START DATA EXCERPTS
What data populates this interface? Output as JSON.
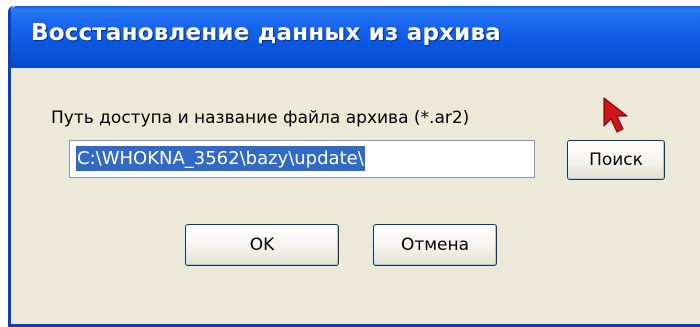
{
  "window": {
    "title": "Восстановление данных из архива"
  },
  "form": {
    "path_label": "Путь доступа и название файла архива (*.ar2)",
    "path_value": "C:\\WHOKNA_3562\\bazy\\update\\",
    "search_label": "Поиск",
    "ok_label": "OK",
    "cancel_label": "Отмена"
  },
  "colors": {
    "titlebar": "#0a58e0",
    "dialog_bg": "#ece9d8",
    "selection": "#316ac5",
    "cursor": "#d0141a"
  },
  "icons": {
    "pointer": "red-arrow-cursor-icon"
  }
}
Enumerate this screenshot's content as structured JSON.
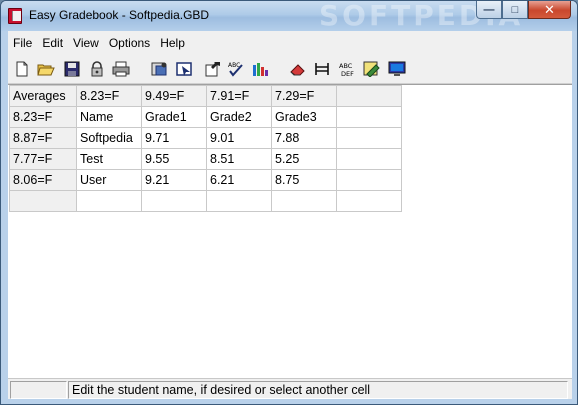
{
  "window": {
    "title": "Easy Gradebook - Softpedia.GBD",
    "watermark": "SOFTPEDIA",
    "min_glyph": "—",
    "max_glyph": "□",
    "close_glyph": "✕"
  },
  "menu": [
    "File",
    "Edit",
    "View",
    "Options",
    "Help"
  ],
  "toolbar": {
    "items": [
      "new-file",
      "open-folder",
      "save",
      "lock",
      "print",
      "configure",
      "select",
      "export",
      "spellcheck",
      "chart",
      "eraser",
      "columns",
      "abc-sort",
      "format",
      "monitor"
    ]
  },
  "grid": {
    "columns": [
      "Averages",
      "8.23=F",
      "9.49=F",
      "7.91=F",
      "7.29=F",
      ""
    ],
    "rows": [
      [
        "8.23=F",
        "Name",
        "Grade1",
        "Grade2",
        "Grade3",
        ""
      ],
      [
        "8.87=F",
        "Softpedia",
        "9.71",
        "9.01",
        "7.88",
        ""
      ],
      [
        "7.77=F",
        "Test",
        "9.55",
        "8.51",
        "5.25",
        ""
      ],
      [
        "8.06=F",
        "User",
        "9.21",
        "6.21",
        "8.75",
        ""
      ],
      [
        "",
        "",
        "",
        "",
        "",
        ""
      ]
    ]
  },
  "status": {
    "left": "",
    "message": "Edit the student name, if desired or select another cell"
  },
  "colors": {
    "frame": "#b9d1ea",
    "fixed_cell": "#f0f0f0",
    "close_button": "#c9472d"
  }
}
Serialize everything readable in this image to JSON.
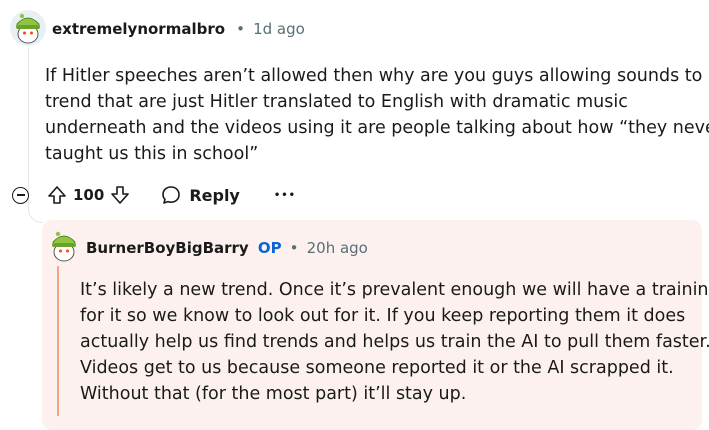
{
  "colors": {
    "accent_blue": "#0a65d1",
    "reply_background": "#fcf1ee",
    "reply_accent": "#f4a583",
    "meta_gray": "#576f76"
  },
  "comment": {
    "username": "extremelynormalbro",
    "separator": "•",
    "time": "1d ago",
    "body_lines": [
      "If Hitler speeches aren’t allowed then why are you guys allowing sounds to",
      "trend that are just Hitler translated to English with dramatic music",
      "underneath and the videos using it are people talking about how “they never",
      "taught us this in school”"
    ],
    "votes": "100",
    "reply_label": "Reply",
    "more_label": "•••",
    "icons": [
      "collapse-icon",
      "upvote-icon",
      "downvote-icon",
      "comment-icon",
      "more-icon"
    ]
  },
  "reply": {
    "username": "BurnerBoyBigBarry",
    "op_badge": "OP",
    "separator": "•",
    "time": "20h ago",
    "body_lines": [
      "It’s likely a new trend. Once it’s prevalent enough we will have a training",
      "for it so we know to look out for it. If you keep reporting them it does",
      "actually help us find trends and helps us train the AI to pull them faster.",
      "Videos get to us because someone reported it or the AI scrapped it.",
      "Without that (for the most part) it’ll stay up."
    ]
  }
}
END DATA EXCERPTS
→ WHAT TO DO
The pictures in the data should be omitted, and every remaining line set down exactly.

→ RESULT OF THIS EXERCISE
What data populates this interface? Output as JSON.
{
  "window": {
    "title": "Восстановление данных из архива"
  },
  "form": {
    "path_label": "Путь доступа и название файла архива (*.ar2)",
    "path_value": "C:\\WHOKNA_3562\\bazy\\update\\",
    "search_label": "Поиск",
    "ok_label": "OK",
    "cancel_label": "Отмена"
  },
  "colors": {
    "titlebar": "#0a58e0",
    "dialog_bg": "#ece9d8",
    "selection": "#316ac5",
    "cursor": "#d0141a"
  },
  "icons": {
    "pointer": "red-arrow-cursor-icon"
  }
}
Enumerate this screenshot's content as structured JSON.
{
  "window": {
    "title": "Easy Gradebook - Softpedia.GBD",
    "watermark": "SOFTPEDIA",
    "min_glyph": "—",
    "max_glyph": "□",
    "close_glyph": "✕"
  },
  "menu": [
    "File",
    "Edit",
    "View",
    "Options",
    "Help"
  ],
  "toolbar": {
    "items": [
      "new-file",
      "open-folder",
      "save",
      "lock",
      "print",
      "configure",
      "select",
      "export",
      "spellcheck",
      "chart",
      "eraser",
      "columns",
      "abc-sort",
      "format",
      "monitor"
    ]
  },
  "grid": {
    "columns": [
      "Averages",
      "8.23=F",
      "9.49=F",
      "7.91=F",
      "7.29=F",
      ""
    ],
    "rows": [
      [
        "8.23=F",
        "Name",
        "Grade1",
        "Grade2",
        "Grade3",
        ""
      ],
      [
        "8.87=F",
        "Softpedia",
        "9.71",
        "9.01",
        "7.88",
        ""
      ],
      [
        "7.77=F",
        "Test",
        "9.55",
        "8.51",
        "5.25",
        ""
      ],
      [
        "8.06=F",
        "User",
        "9.21",
        "6.21",
        "8.75",
        ""
      ],
      [
        "",
        "",
        "",
        "",
        "",
        ""
      ]
    ]
  },
  "status": {
    "left": "",
    "message": "Edit the student name, if desired or select another cell"
  },
  "colors": {
    "frame": "#b9d1ea",
    "fixed_cell": "#f0f0f0",
    "close_button": "#c9472d"
  }
}
Serialize everything readable in this image to JSON.
{
  "colors": {
    "accent_blue": "#0a65d1",
    "reply_background": "#fcf1ee",
    "reply_accent": "#f4a583",
    "meta_gray": "#576f76"
  },
  "comment": {
    "username": "extremelynormalbro",
    "separator": "•",
    "time": "1d ago",
    "body_lines": [
      "If Hitler speeches aren’t allowed then why are you guys allowing sounds to",
      "trend that are just Hitler translated to English with dramatic music",
      "underneath and the videos using it are people talking about how “they never",
      "taught us this in school”"
    ],
    "votes": "100",
    "reply_label": "Reply",
    "more_label": "•••",
    "icons": [
      "collapse-icon",
      "upvote-icon",
      "downvote-icon",
      "comment-icon",
      "more-icon"
    ]
  },
  "reply": {
    "username": "BurnerBoyBigBarry",
    "op_badge": "OP",
    "separator": "•",
    "time": "20h ago",
    "body_lines": [
      "It’s likely a new trend. Once it’s prevalent enough we will have a training",
      "for it so we know to look out for it. If you keep reporting them it does",
      "actually help us find trends and helps us train the AI to pull them faster.",
      "Videos get to us because someone reported it or the AI scrapped it.",
      "Without that (for the most part) it’ll stay up."
    ]
  }
}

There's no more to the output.